Data entries:
BEGIN
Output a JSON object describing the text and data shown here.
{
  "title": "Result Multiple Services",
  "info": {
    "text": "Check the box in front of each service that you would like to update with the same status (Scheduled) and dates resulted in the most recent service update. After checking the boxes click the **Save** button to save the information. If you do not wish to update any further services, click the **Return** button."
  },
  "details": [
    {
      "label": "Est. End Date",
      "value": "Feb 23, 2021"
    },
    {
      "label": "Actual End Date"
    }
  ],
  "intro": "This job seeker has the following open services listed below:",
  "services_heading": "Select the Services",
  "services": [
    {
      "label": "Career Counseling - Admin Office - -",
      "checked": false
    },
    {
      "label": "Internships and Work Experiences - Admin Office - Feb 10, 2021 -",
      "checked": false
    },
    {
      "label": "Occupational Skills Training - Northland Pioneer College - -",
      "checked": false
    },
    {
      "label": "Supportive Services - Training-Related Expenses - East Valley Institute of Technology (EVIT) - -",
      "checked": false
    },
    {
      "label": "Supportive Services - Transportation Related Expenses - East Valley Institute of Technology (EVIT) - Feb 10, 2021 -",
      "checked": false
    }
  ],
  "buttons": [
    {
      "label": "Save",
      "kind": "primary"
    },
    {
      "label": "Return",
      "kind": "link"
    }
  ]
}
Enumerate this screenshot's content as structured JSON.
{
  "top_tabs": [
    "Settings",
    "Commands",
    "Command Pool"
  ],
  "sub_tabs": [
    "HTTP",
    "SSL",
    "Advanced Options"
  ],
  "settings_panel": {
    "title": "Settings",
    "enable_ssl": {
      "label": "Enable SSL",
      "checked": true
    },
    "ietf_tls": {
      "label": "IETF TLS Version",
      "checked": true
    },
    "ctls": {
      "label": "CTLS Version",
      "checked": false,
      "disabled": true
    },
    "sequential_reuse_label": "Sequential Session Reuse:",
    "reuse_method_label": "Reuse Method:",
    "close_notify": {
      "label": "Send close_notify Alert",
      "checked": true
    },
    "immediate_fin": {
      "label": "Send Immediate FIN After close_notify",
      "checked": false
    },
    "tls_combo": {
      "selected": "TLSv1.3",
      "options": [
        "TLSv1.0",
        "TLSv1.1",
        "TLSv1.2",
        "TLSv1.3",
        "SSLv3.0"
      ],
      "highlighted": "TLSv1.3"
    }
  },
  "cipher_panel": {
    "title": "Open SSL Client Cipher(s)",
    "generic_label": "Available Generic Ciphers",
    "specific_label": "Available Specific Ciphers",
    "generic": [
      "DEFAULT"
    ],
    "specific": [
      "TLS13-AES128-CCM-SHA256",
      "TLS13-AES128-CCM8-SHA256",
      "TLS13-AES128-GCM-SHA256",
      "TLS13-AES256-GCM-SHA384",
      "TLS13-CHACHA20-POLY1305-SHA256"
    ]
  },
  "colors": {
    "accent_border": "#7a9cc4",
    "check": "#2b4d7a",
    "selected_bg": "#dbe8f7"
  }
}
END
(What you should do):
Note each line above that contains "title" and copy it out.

(Response to this task):
  "title": "Result Multiple Services",
    "title": "Settings",
    "title": "Open SSL Client Cipher(s)",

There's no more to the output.